A Lahore High Court full bench on Thursday declared Section 7-A of the Punjab Private Educational Institutions (Promotion and Regulation) Ordinance, 1984, mechanism for determination of fee of private educational institutions, valid.
LAHORE, (Pakistan Point News - 5th Apr, 2018 ) :A Lahore High Court full bench on Thursday declared Section 7-A of the Punjab Private Educational Institutions (Promotion and Regulation) Ordinance, 1984, mechanism for determination of fee of private educational institutions, valid. However, the bench struck down the restrictions imposed on private schools over enhancing fee including complete bar on increase of fee for academic year 2015-2016, bar on increasing fee more than 5 percent for academic year 2016-2017 and bar on increasing fee more than 8 per cent for academic year 2017-2018, after declaring the same as unreasonable and ultra vires of the Constitution.
The court asked the private schools, who increased fee for academic year 2015-2016 or increased fee beyond 5 per cent for academic year 2016-2017 and increased fee more than 8 per cent for academic year 2017-2018, to provide justification for doing so within a period of 30 days to the authority concerned. If no supportive material is provided or justification is not approved by authority, then the additional fees will be returned to parents or adjusted, it added.

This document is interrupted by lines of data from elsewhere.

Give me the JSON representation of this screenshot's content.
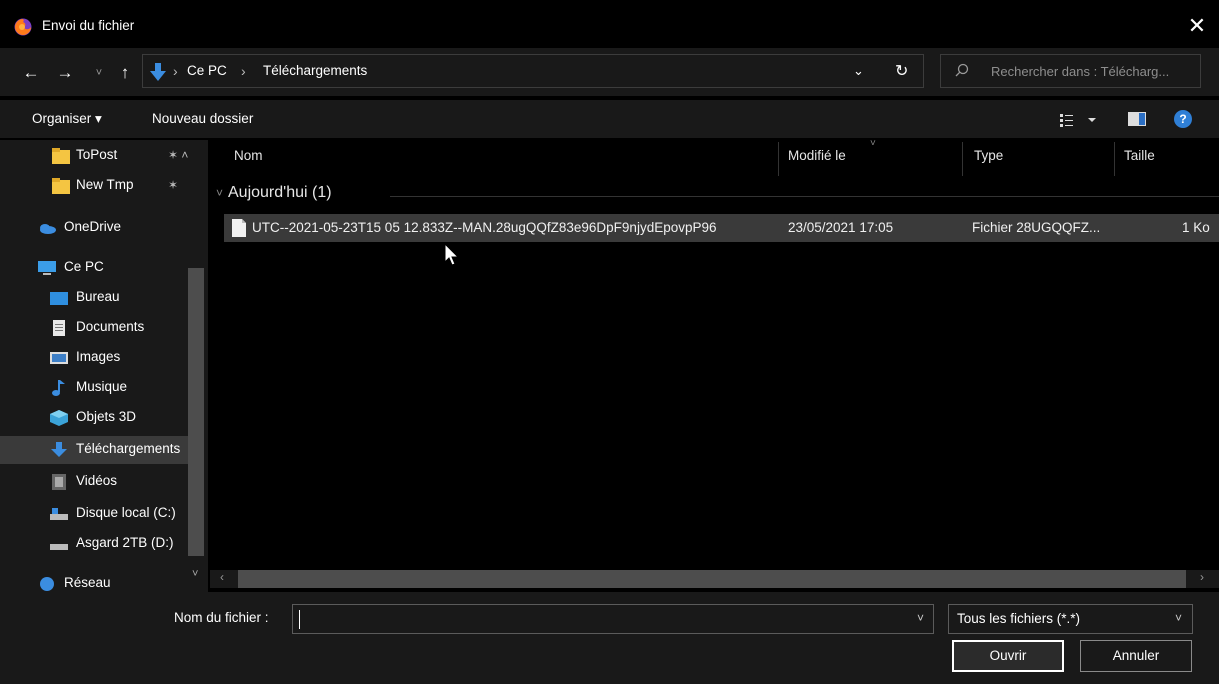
{
  "window": {
    "title": "Envoi du fichier",
    "close_glyph": "✕"
  },
  "nav": {
    "back_glyph": "←",
    "forward_glyph": "→",
    "recent_glyph": "˅",
    "up_glyph": "↑"
  },
  "address": {
    "sep": "›",
    "crumbs": [
      "Ce PC",
      "Téléchargements"
    ],
    "dropdown_glyph": "⌄",
    "refresh_glyph": "↻"
  },
  "search": {
    "placeholder": "Rechercher dans : Télécharg..."
  },
  "toolbar": {
    "organize_label": "Organiser ▾",
    "new_folder_label": "Nouveau dossier",
    "help_label": "?"
  },
  "sidebar": {
    "items": [
      {
        "label": "ToPost",
        "icon": "folder-icon"
      },
      {
        "label": "New Tmp",
        "icon": "folder-icon"
      },
      {
        "label": "OneDrive",
        "icon": "cloud-icon"
      },
      {
        "label": "Ce PC",
        "icon": "computer-icon"
      },
      {
        "label": "Bureau",
        "icon": "desktop-icon"
      },
      {
        "label": "Documents",
        "icon": "documents-icon"
      },
      {
        "label": "Images",
        "icon": "images-icon"
      },
      {
        "label": "Musique",
        "icon": "music-icon"
      },
      {
        "label": "Objets 3D",
        "icon": "cube-icon"
      },
      {
        "label": "Téléchargements",
        "icon": "download-icon",
        "selected": true
      },
      {
        "label": "Vidéos",
        "icon": "video-icon"
      },
      {
        "label": "Disque local (C:)",
        "icon": "drive-icon"
      },
      {
        "label": "Asgard 2TB (D:)",
        "icon": "drive-icon"
      },
      {
        "label": "Réseau",
        "icon": "network-icon"
      }
    ],
    "pin_glyph": "📌"
  },
  "columns": {
    "name": "Nom",
    "modified": "Modifié le",
    "type": "Type",
    "size": "Taille"
  },
  "group": {
    "label": "Aujourd'hui (1)"
  },
  "files": [
    {
      "name": "UTC--2021-05-23T15 05 12.833Z--MAN.28ugQQfZ83e96DpF9njydEpovpP96",
      "modified": "23/05/2021 17:05",
      "type": "Fichier 28UGQQFZ...",
      "size": "1 Ko"
    }
  ],
  "bottom": {
    "filename_label": "Nom du fichier :",
    "filename_value": "",
    "filetype_value": "Tous les fichiers (*.*)",
    "open_label": "Ouvrir",
    "cancel_label": "Annuler"
  },
  "colors": {
    "background": "#000000",
    "panel": "#191919",
    "selection": "#3a3a3a",
    "accent_blue": "#2f7fd6",
    "folder_yellow": "#f4c542"
  }
}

The full bench comprising Justice Abid Aziz Sheikh, Justice Shahid Karim and Justice Shams Mehmood Mirza passed the orders while disposing of petitions filed by private schools including The City School against restrictions imposed over enhancing fees under sub-clauses of section 7-A of the Punjab Private Educational Institutions (Promotion and Regulation) Ordinance, 1984 and its later amendments. Some of the students through their parents also filed petitions for directing the private schools to charge the fee in terms of Section 7-A of the Ordinance 1984.

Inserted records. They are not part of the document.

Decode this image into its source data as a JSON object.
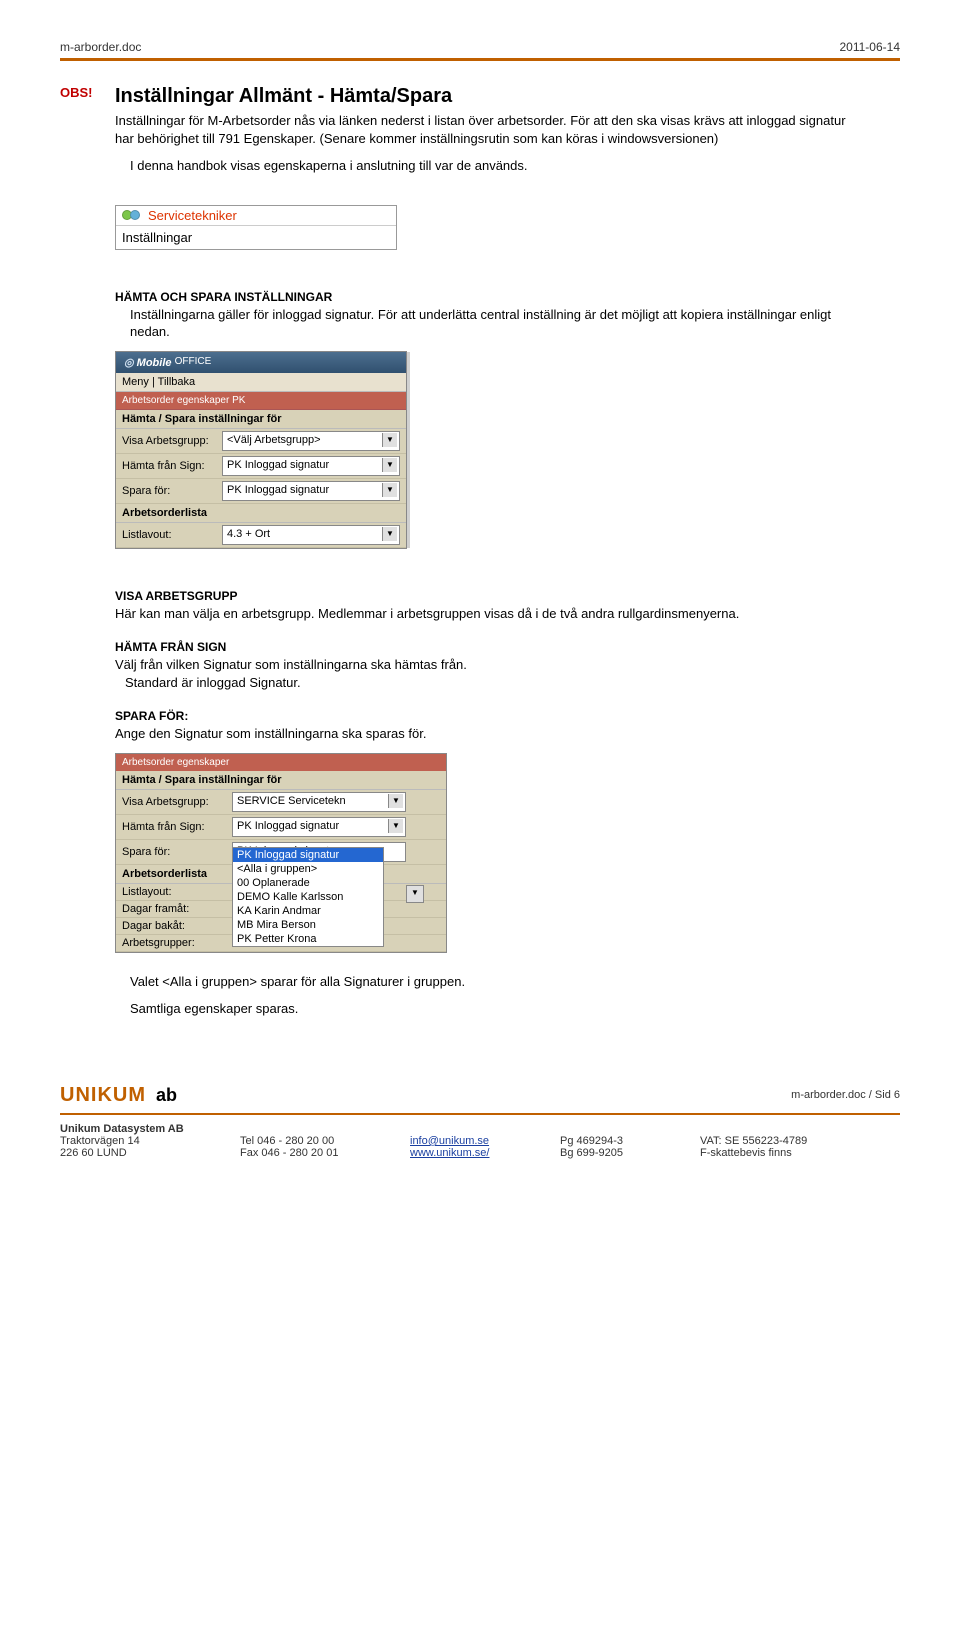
{
  "header": {
    "doc": "m-arborder.doc",
    "date": "2011-06-14"
  },
  "obs": "OBS!",
  "title": "Inställningar Allmänt - Hämta/Spara",
  "intro": "Inställningar för M-Arbetsorder nås via länken nederst i listan över arbetsorder. För att den ska visas krävs att inloggad signatur har behörighet till 791 Egenskaper. (Senare kommer inställningsrutin som kan köras i windowsversionen)",
  "sub1": "I denna handbok visas egenskaperna i anslutning till var de används.",
  "svc": {
    "role": "Servicetekniker",
    "link": "Inställningar"
  },
  "hamta_spara": {
    "heading": "HÄMTA OCH SPARA INSTÄLLNINGAR",
    "text": "Inställningarna gäller för inloggad signatur. För att underlätta central inställning är det möjligt att kopiera inställningar enligt nedan."
  },
  "mo": {
    "brand": "Mobile",
    "brand2": "OFFICE",
    "nav": "Meny | Tillbaka",
    "section": "Arbetsorder egenskaper PK",
    "panel": "Hämta / Spara inställningar för",
    "rows": [
      {
        "label": "Visa Arbetsgrupp:",
        "value": "<Välj Arbetsgrupp>"
      },
      {
        "label": "Hämta från Sign:",
        "value": "PK Inloggad signatur"
      },
      {
        "label": "Spara för:",
        "value": "PK Inloggad signatur"
      }
    ],
    "listsection": "Arbetsorderlista",
    "listrow": {
      "label": "Listlavout:",
      "value": "4.3 + Ort"
    }
  },
  "visa": {
    "heading": "VISA ARBETSGRUPP",
    "text": "Här kan man välja en arbetsgrupp. Medlemmar i arbetsgruppen visas då i de två andra rullgardinsmenyerna."
  },
  "hamtasign": {
    "heading": "HÄMTA FRÅN SIGN",
    "l1": "Välj från vilken Signatur som inställningarna ska hämtas från.",
    "l2": "Standard är inloggad Signatur."
  },
  "sparafor": {
    "heading": "SPARA FÖR:",
    "text": "Ange den Signatur som inställningarna ska sparas för."
  },
  "eg": {
    "section": "Arbetsorder egenskaper",
    "panel": "Hämta / Spara inställningar för",
    "rows": [
      {
        "label": "Visa Arbetsgrupp:",
        "value": "SERVICE Servicetekn"
      },
      {
        "label": "Hämta från Sign:",
        "value": "PK Inloggad signatur"
      },
      {
        "label": "Spara för:",
        "value": "PK Inloggad signatur"
      }
    ],
    "options": [
      "PK Inloggad signatur",
      "<Alla i gruppen>",
      "00 Oplanerade",
      "DEMO Kalle Karlsson",
      "KA Karin Andmar",
      "MB Mira Berson",
      "PK Petter Krona"
    ],
    "selected_option": 0,
    "listsection": "Arbetsorderlista",
    "extra": [
      {
        "label": "Listlayout:"
      },
      {
        "label": "Dagar framåt:"
      },
      {
        "label": "Dagar bakåt:"
      },
      {
        "label": "Arbetsgrupper:"
      }
    ]
  },
  "final1": "Valet <Alla i gruppen> sparar för alla Signaturer i gruppen.",
  "final2": "Samtliga egenskaper sparas.",
  "footer": {
    "logo1": "UNIKUM",
    "logo2": "ab",
    "pageref": "m-arborder.doc / Sid 6",
    "company": "Unikum Datasystem AB",
    "addr1": "Traktorvägen 14",
    "addr2": "226 60  LUND",
    "tel": "Tel   046 - 280 20 00",
    "fax": "Fax  046 - 280 20 01",
    "email": "info@unikum.se",
    "web": "www.unikum.se/",
    "pg": "Pg  469294-3",
    "bg": "Bg  699-9205",
    "vat": "VAT: SE 556223-4789",
    "fskatt": "F-skattebevis finns"
  }
}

The court after hearing arguments of the parties had reserved the judgment and it was announced today in open court. The bench further directed the provincial government to notify within reasonable time "The Punjab Free and Compulsory Education Act, 2014" to ensure enforcement of fundamental rights of education under Article 25-A of the Constitution and also responsibility of private schools under section 13 of said Act. The bench also directed the government to frame uniform regulatory regime through rules under section 13 of the Ordinance of 1984, within 90 days to determine the increase claimed by schools in fee by considering the quality of teachers, increase in utility bills, rent and other factors.
The registering authority shall also ensure that parents are not compelled to purchase text books, uniform or other material from a particular vendor or provider and schools do not charge any amount other than tuition fee, admission fee or prescribed security from the parents, it added. The registering authority shall give representation to parents of private school children in the proceeding of increase in fee and such proceeding shall be done in open and transparent manner, it added.

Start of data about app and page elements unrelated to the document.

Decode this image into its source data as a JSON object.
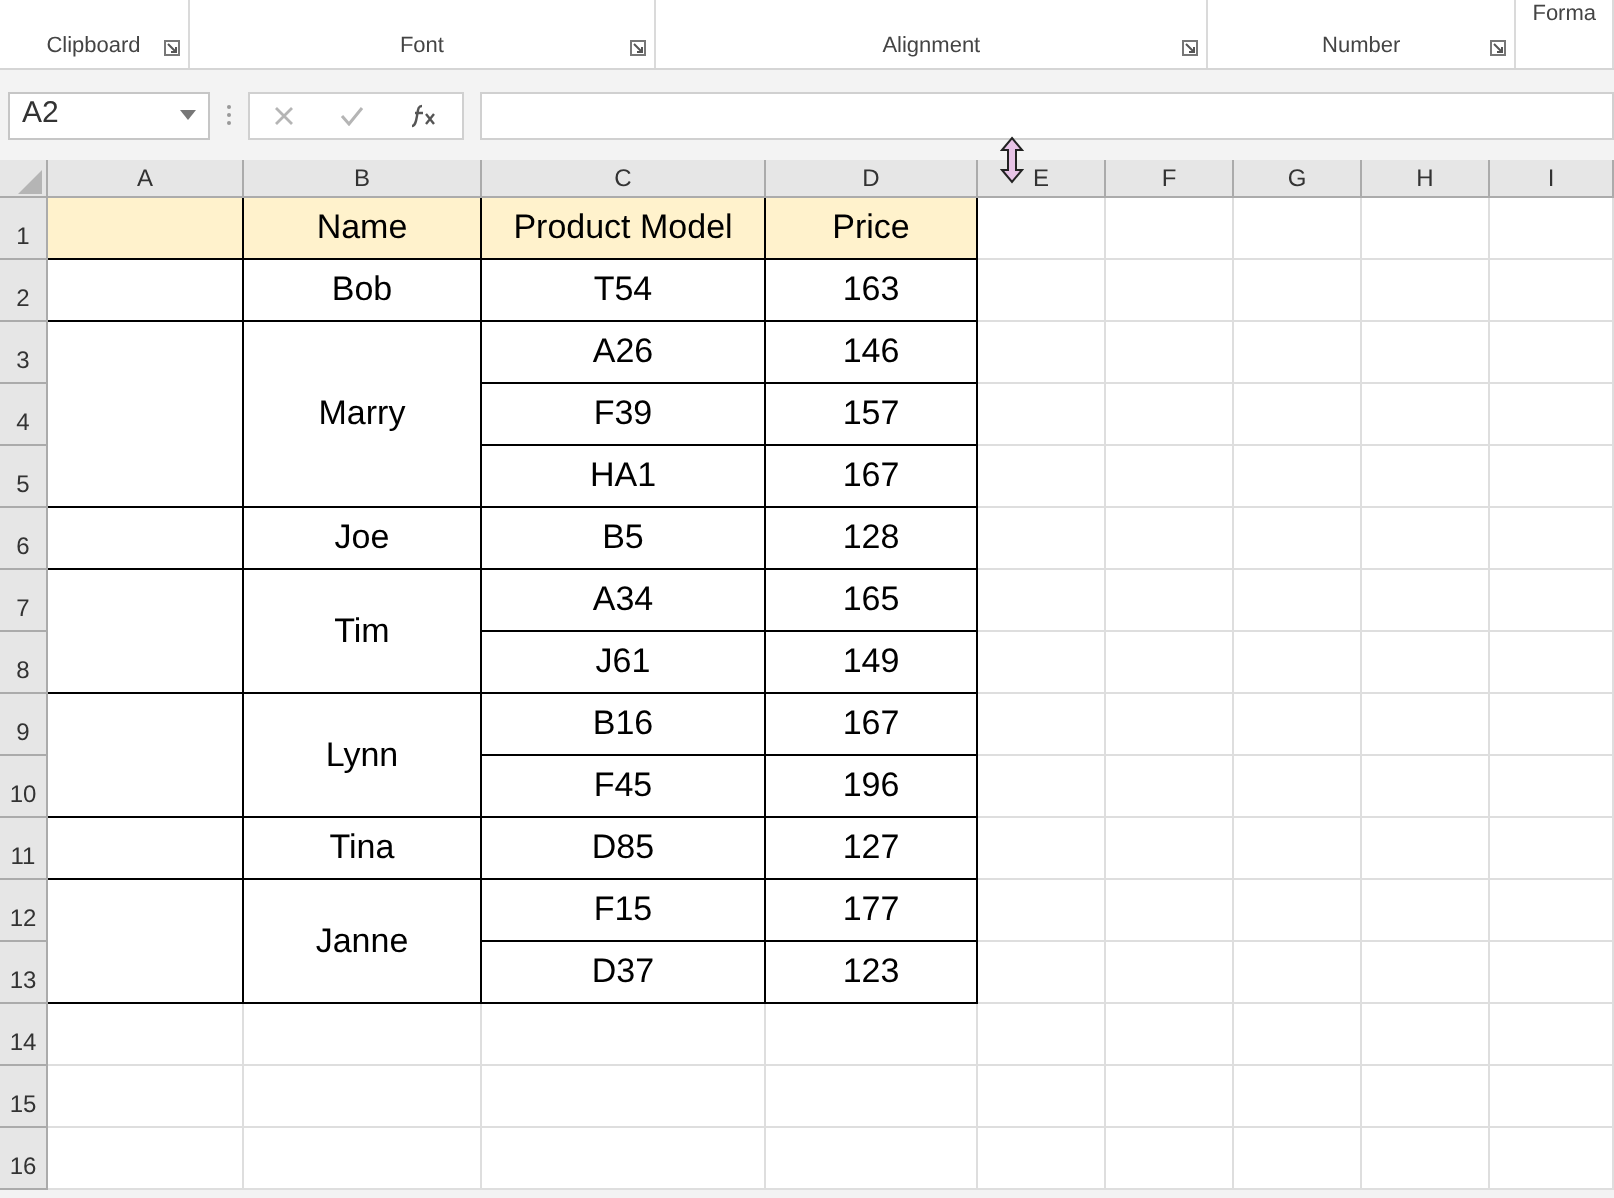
{
  "ribbon": {
    "groups": [
      {
        "label": "Clipboard"
      },
      {
        "label": "Font"
      },
      {
        "label": "Alignment"
      },
      {
        "label": "Number"
      },
      {
        "label": "Forma"
      }
    ]
  },
  "formula_bar": {
    "name_box": "A2"
  },
  "sheet": {
    "columns": [
      "A",
      "B",
      "C",
      "D",
      "E",
      "F",
      "G",
      "H",
      "I"
    ],
    "row_headers": [
      "1",
      "2",
      "3",
      "4",
      "5",
      "6",
      "7",
      "8",
      "9",
      "10",
      "11",
      "12",
      "13",
      "14",
      "15",
      "16"
    ],
    "header": {
      "name": "Name",
      "model": "Product Model",
      "price": "Price"
    },
    "groups": [
      {
        "name": "Bob",
        "items": [
          {
            "model": "T54",
            "price": "163"
          }
        ]
      },
      {
        "name": "Marry",
        "items": [
          {
            "model": "A26",
            "price": "146"
          },
          {
            "model": "F39",
            "price": "157"
          },
          {
            "model": "HA1",
            "price": "167"
          }
        ]
      },
      {
        "name": "Joe",
        "items": [
          {
            "model": "B5",
            "price": "128"
          }
        ]
      },
      {
        "name": "Tim",
        "items": [
          {
            "model": "A34",
            "price": "165"
          },
          {
            "model": "J61",
            "price": "149"
          }
        ]
      },
      {
        "name": "Lynn",
        "items": [
          {
            "model": "B16",
            "price": "167"
          },
          {
            "model": "F45",
            "price": "196"
          }
        ]
      },
      {
        "name": "Tina",
        "items": [
          {
            "model": "D85",
            "price": "127"
          }
        ]
      },
      {
        "name": "Janne",
        "items": [
          {
            "model": "F15",
            "price": "177"
          },
          {
            "model": "D37",
            "price": "123"
          }
        ]
      }
    ]
  }
}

An effective parents,students complaint handling procedure be established by using modern information technology, it added. Earlier, the petitioners' counsel questioning the restrictions imposed on private schools over enhancing fees submitted that the petitioners had right to carry out their business of private schools and the State at best in order to promote free competition could regulate business through licence in a reasonable manner.
They submitted that Section 7-A of the Ordinance 1984 had gone beyond the licensing system and was actually controlling the business of the petitioner in arbitrary manner. They contended that under Article 18 of the Constitution, only reasonable restrictions could be imposed but impugned legislation is not only unreasonable but also amounts to deprive the petitioners of their business. However, the counsel for parents submitted that running of educational institution being a "trade" could be regulated by the State through a licensing system under Article 18 of the Constitution.
They argued that the requirement of registration of school under the ordinance amounts to issuance of licence, therefore, the State could regulate the private institutions as well as their registration. They further argued that the impugned legislation was neither discriminatory nor it amounts to deprive the petitioner from their right of property.